[Exercise description]:
The reply should reproduce every line of the data below word for word, minus any images.

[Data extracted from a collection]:
============================================================

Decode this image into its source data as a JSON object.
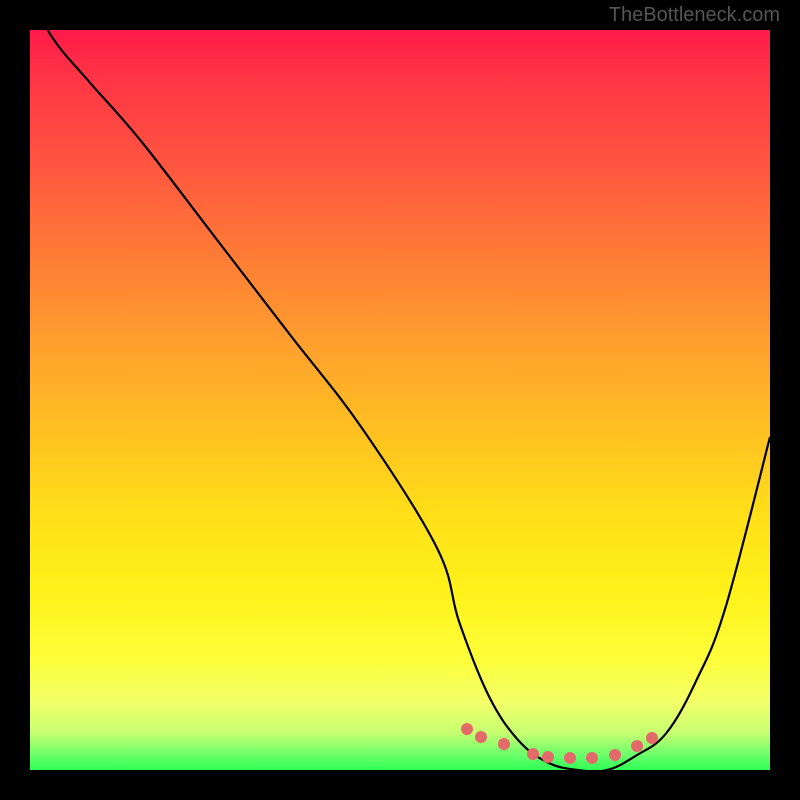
{
  "watermark": "TheBottleneck.com",
  "chart_data": {
    "type": "line",
    "title": "",
    "xlabel": "",
    "ylabel": "",
    "xlim": [
      0,
      100
    ],
    "ylim": [
      0,
      100
    ],
    "series": [
      {
        "name": "bottleneck-curve",
        "x": [
          0,
          3,
          8,
          15,
          25,
          35,
          45,
          55,
          58,
          62,
          66,
          70,
          74,
          78,
          82,
          86,
          90,
          94,
          100
        ],
        "y": [
          105,
          99,
          93,
          85,
          72,
          59,
          46,
          30,
          20,
          10,
          4,
          1,
          0,
          0,
          2,
          5,
          12,
          22,
          45
        ]
      }
    ],
    "highlight_points": {
      "name": "optimal-range-dots",
      "color": "#e46a6a",
      "x": [
        59,
        61,
        64,
        68,
        70,
        73,
        76,
        79,
        82,
        84
      ],
      "y": [
        5.5,
        4.5,
        3.5,
        2.2,
        1.8,
        1.6,
        1.6,
        2.0,
        3.2,
        4.3
      ]
    },
    "background": "rainbow-vertical-gradient"
  }
}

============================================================

[Expected answer]:
Decode this image into its source data as a JSON object.
{
  "watermark": "TheBottleneck.com",
  "chart_data": {
    "type": "line",
    "title": "",
    "xlabel": "",
    "ylabel": "",
    "xlim": [
      0,
      100
    ],
    "ylim": [
      0,
      100
    ],
    "series": [
      {
        "name": "bottleneck-curve",
        "x": [
          0,
          3,
          8,
          15,
          25,
          35,
          45,
          55,
          58,
          62,
          66,
          70,
          74,
          78,
          82,
          86,
          90,
          94,
          100
        ],
        "y": [
          105,
          99,
          93,
          85,
          72,
          59,
          46,
          30,
          20,
          10,
          4,
          1,
          0,
          0,
          2,
          5,
          12,
          22,
          45
        ]
      }
    ],
    "highlight_points": {
      "name": "optimal-range-dots",
      "color": "#e46a6a",
      "x": [
        59,
        61,
        64,
        68,
        70,
        73,
        76,
        79,
        82,
        84
      ],
      "y": [
        5.5,
        4.5,
        3.5,
        2.2,
        1.8,
        1.6,
        1.6,
        2.0,
        3.2,
        4.3
      ]
    },
    "background": "rainbow-vertical-gradient"
  }
}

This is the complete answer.